EC Directive on Waste Electrical and Electronic Equipment (WEEE)
The Waste Electrical and Electronic Equipment Directive (WEEE Directive) aims to minimise the impact of electrical and electronic goods on the environment, by increasing re-use and recycling and reducing the amount of WEEE going to landfill. It seeks to achieve this by making producers responsible for financing the collection, treatment, and recovery of waste electrical equipment, and by obliging distributors to allow consumers to return their waste equipment free of charge.
The Waste Electrical and Electronic Equipment (WEEE) Directive was agreed on 13 February 2003, along with the related Directive on Restrictions of the use of certain Hazardous Substances in electrical and electronic equipment (RoHS).
- What are Dawsons Music’s obligations according to the WEEE Directive?
As a distributor of WEEE Advanced musicical equipment, must facilitate the take-back of household WEEE from UK consumers and has decided to fulfill its obligations in this area by offering free in store take back. Distributors supplying new electrical or electrical equipment (EEE) have to ensure that waste electrical and electronic equipment (WEEE) from private households can be returned to them free of charge on a one-to-one basis providing that the WEEE returned is of equivalent type to and has fulfilled the same function as the new EEE purchased.
- How do I return my WEEE (waste electrical and electronic equipment) to Dawsons Music?

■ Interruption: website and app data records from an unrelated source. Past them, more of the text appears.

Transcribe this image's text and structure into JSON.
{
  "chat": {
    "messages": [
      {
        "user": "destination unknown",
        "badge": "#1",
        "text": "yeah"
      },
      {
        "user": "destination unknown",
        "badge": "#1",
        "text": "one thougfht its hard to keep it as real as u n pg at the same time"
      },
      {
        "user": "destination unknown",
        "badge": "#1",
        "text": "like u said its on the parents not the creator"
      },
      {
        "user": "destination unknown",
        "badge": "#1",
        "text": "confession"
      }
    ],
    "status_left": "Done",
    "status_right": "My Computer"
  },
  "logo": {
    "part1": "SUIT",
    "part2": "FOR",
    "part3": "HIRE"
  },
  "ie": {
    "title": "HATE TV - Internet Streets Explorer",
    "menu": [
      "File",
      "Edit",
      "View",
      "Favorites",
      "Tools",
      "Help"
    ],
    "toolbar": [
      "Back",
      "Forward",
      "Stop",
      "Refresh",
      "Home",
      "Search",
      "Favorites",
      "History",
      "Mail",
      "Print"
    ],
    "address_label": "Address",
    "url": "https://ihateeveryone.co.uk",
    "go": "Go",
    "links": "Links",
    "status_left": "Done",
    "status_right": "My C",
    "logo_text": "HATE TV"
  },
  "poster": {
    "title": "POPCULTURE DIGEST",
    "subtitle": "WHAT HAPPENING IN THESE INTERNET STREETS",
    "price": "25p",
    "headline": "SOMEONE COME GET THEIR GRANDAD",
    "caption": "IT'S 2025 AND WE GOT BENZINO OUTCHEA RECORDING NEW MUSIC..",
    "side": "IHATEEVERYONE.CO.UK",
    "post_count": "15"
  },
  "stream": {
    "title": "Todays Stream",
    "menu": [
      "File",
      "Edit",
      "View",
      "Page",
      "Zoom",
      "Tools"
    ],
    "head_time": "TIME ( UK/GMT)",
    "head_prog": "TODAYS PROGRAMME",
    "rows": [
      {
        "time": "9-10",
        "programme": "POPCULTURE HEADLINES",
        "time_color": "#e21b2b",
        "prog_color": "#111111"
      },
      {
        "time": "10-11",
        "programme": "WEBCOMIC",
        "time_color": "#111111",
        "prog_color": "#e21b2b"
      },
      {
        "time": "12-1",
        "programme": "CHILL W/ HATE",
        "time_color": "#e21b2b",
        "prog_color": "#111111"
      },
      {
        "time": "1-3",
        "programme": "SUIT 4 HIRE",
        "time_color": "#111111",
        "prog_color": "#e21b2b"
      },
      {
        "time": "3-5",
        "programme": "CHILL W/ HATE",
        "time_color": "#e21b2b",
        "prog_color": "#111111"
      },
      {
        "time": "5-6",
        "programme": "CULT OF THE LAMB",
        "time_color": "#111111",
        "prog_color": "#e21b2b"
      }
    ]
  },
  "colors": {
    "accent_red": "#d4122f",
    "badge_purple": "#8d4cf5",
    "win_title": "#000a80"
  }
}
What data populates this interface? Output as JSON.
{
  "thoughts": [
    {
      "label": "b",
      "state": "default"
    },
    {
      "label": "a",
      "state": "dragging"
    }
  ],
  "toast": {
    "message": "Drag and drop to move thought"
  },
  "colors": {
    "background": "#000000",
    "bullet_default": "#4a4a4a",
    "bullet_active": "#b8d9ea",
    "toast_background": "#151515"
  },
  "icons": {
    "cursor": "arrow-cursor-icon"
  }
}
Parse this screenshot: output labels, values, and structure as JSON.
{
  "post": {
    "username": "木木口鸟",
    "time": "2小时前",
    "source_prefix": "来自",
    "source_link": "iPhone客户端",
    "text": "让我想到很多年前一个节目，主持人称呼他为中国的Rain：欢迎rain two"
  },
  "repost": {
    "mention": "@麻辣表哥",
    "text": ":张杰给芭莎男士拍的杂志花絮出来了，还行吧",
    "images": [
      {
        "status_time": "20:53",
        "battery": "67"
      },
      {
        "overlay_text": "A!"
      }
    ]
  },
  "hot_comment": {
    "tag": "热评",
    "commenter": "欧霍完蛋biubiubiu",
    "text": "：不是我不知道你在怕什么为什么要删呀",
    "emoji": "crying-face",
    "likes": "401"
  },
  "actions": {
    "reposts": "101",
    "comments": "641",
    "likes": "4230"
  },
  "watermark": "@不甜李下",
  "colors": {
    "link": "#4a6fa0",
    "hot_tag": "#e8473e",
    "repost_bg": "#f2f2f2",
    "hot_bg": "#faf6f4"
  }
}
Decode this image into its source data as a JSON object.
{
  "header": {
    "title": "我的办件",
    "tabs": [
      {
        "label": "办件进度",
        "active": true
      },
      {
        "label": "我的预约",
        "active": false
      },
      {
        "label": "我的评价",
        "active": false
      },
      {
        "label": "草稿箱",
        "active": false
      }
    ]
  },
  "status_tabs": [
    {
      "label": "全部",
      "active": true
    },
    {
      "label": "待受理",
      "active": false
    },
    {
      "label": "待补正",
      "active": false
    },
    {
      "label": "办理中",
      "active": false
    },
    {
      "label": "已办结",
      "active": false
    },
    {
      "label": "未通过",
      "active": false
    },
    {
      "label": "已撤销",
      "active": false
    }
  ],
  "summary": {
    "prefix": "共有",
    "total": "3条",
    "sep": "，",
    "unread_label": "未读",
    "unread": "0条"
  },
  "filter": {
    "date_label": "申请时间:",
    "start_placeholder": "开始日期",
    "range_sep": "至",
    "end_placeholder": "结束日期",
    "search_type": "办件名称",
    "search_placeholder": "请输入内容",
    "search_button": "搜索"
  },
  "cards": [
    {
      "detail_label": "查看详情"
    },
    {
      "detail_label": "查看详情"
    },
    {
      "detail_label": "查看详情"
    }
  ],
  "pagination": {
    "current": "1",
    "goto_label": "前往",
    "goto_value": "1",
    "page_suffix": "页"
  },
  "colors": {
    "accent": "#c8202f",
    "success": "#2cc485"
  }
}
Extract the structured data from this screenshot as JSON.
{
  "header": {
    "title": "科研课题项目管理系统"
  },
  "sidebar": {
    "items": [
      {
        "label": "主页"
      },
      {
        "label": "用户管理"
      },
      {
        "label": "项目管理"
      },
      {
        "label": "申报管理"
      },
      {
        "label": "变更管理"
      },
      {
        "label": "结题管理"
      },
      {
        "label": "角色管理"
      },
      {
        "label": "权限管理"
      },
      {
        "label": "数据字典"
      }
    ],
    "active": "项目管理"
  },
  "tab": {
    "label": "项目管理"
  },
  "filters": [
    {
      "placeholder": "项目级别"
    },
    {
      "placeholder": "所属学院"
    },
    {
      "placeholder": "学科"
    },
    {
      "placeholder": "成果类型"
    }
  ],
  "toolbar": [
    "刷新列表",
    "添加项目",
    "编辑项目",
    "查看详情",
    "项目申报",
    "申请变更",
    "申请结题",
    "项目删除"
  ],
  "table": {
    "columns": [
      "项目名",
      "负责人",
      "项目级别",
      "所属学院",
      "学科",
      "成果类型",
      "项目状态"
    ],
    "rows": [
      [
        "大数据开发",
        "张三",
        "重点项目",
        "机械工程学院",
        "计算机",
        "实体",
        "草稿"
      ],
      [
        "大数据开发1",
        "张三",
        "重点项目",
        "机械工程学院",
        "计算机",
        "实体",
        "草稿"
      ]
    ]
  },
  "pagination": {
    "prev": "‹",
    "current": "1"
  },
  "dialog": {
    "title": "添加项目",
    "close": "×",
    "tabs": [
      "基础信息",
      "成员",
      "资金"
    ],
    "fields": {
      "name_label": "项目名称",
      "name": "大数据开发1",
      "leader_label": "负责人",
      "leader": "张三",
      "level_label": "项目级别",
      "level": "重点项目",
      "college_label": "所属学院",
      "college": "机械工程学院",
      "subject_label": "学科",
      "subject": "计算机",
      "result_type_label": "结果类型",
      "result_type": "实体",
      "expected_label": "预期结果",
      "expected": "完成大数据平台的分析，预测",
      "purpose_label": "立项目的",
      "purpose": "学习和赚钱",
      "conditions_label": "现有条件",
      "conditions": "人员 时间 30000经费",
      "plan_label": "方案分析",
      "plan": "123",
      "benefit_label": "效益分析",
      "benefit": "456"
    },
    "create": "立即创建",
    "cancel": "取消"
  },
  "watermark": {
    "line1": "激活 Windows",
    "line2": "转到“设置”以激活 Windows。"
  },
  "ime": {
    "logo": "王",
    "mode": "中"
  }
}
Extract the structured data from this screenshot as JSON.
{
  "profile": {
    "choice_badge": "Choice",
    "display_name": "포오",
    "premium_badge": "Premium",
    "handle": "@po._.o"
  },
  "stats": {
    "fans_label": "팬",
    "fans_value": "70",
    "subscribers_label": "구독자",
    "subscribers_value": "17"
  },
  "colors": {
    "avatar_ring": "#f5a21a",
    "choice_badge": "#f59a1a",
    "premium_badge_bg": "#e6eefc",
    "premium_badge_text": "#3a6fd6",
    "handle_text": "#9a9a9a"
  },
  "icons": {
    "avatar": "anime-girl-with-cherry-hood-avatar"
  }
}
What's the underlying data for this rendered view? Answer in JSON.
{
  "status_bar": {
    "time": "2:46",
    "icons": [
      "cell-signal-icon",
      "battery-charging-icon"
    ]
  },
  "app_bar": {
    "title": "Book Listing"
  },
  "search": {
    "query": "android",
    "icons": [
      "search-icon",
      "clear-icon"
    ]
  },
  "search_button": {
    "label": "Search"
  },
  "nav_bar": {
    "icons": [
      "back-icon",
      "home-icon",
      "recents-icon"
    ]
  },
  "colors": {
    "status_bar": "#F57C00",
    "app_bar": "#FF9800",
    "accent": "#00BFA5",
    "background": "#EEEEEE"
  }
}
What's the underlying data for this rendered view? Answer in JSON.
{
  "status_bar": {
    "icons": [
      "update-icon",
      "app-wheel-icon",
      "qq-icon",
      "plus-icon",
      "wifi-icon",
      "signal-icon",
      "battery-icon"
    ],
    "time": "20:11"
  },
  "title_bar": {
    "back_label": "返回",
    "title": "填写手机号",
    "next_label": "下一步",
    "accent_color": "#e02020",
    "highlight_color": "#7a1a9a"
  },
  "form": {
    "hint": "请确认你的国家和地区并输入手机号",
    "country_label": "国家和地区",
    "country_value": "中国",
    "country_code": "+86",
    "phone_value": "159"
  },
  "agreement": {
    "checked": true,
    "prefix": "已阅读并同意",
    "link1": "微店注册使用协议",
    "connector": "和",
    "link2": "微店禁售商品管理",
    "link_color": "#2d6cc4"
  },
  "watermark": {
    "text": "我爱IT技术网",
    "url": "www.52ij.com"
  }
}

As soon as you have purchased a product from Dawsons Music, please email [email protected] with your order number, name, address and the WEEE product that you wish to return free of charge to us, to dispose of safely. We will then include a postage paid bag with your order, allowing you to return the WEEE product to us at a time convenient to yourself.
- Are there any other ways of disposing of my old electronic equipment?
Old electronic equipment that still works can be given to charities or why not try ebaying it and earn a bit of money for yourself? Either of these suggested methods will prolong the life of the electronic equipment and reduce their impact on the environment.
- Which products fall under the legislation and how do I recognise them?
The WEEE Directive divides Electronic and Electrical Equipment into ten categories:
- Category 1 – Large household appliances (fridges, cookers, microwaves, washing machines, etc.)
- Category 2 – Small household appliances (vacuum cleaners, clocks, toasters, etc.)
- Category 3 – IT and Telecommunications equipment (PCs, mainframes, printers, copiers, phones, etc.)
- Category 4 – Consumer equipment (radios, hi-fi, musical instruments, videos, camcorders, etc.)
- Category 5 – Lighting equipment (fluorescent tubes and holders, sodium lamps, etc.)
- Category 6 – Electrical and electronic tools (drills, sewing machines, electric lawnmowers, etc.)
- Category 7 – Toys, leisure and sports equipment (electric trains, games consoles, exercise machines, etc.)
- Category 8 – Medical devices (analysers, dialysis machines, medical freezers, etc.)
- Category 9 – Monitoring and control equipment (smoke detectors, thermostats, scales, etc.)
- Category 10 – Automatic dispensers (hot drinks machines, sweet and chocolate bar dispensers, cash machines, etc.)